Special Seats MP, Zainabu Vullu (CCM) made the suggestion yesterday in the House of Assembly.
“…solar power will provide a solution for the thousands of expectant mothers who are forced to deliver under the dim and harmful kerosene lamps placing both their lives and that of their babies at risk…” Vullu lamented.
In his response, Deputy Minister in the Prime Minister's Office (Regional Administration and Local Government), Aggrey Mwanri, admitted that most of the rural-based health clinics in Tanzania have no connection to the National power grid leaving many a pregnant woman to deliver in the dark.
“I agree with the MP’s proposal... the challenge is real, it is serious and it is the government’s intention to ensure that all women deliver in decent places…” Mwanri pledged but stopped short of listing the steps they have so far taken if they are to keep their promise of power supply to rural medical centres across the country.
“…I have travelled across the country and witnessed the situation...” said the deputy and again offering no clear way forward to avert the situation but he did offer a general call of action in form of inter-agency collaboration
“…I take this opportunity to ask MPs and other partners to team up and work on the challenge…”
However the MP’s did not let the deputy off easy, on a different but related matter, Kisarawe MP, Jafo Seleman Jafo questioned progress on yet another pending government pledge, the plan to build a maternity ward at the Mzenga Health Centre, the minister said the government was fully aware of the health services challenges in Kisarawe District, Coast Region.
This time around though, the deputy had a promising response but it was again not specific or direct. The deputy reported that the government in collaboration with people of Kisarawe, is in the final stages of completing the construction process of a maternity ward but not at the Mzenga Medical Centre as questioned but at another centre, the Maneromango Health Centre.
Progress at the Mzenga Health Centre was the question posed to the deputy and to which his response was again vague lacking figures, time limit and jurisdiction. The deputy simply stated that the government plans to allocate what he termed as ‘enough’ funds in the 2013/14 for the Mzenga Health Centre.
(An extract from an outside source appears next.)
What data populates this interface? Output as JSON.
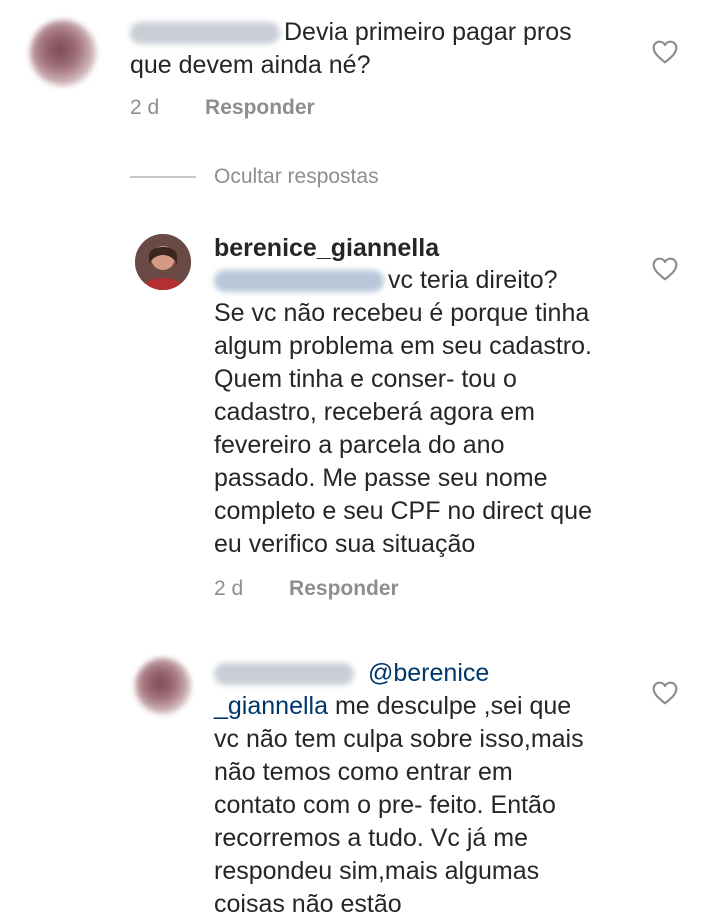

The struggling district of Kisarawe has only three ambulances to serve its thousands of residents which is the case across the country and even though infant mortality rate is down and more mothers survive child birth the situation is still appalling at 460 deaths per 100,000 live births (2010).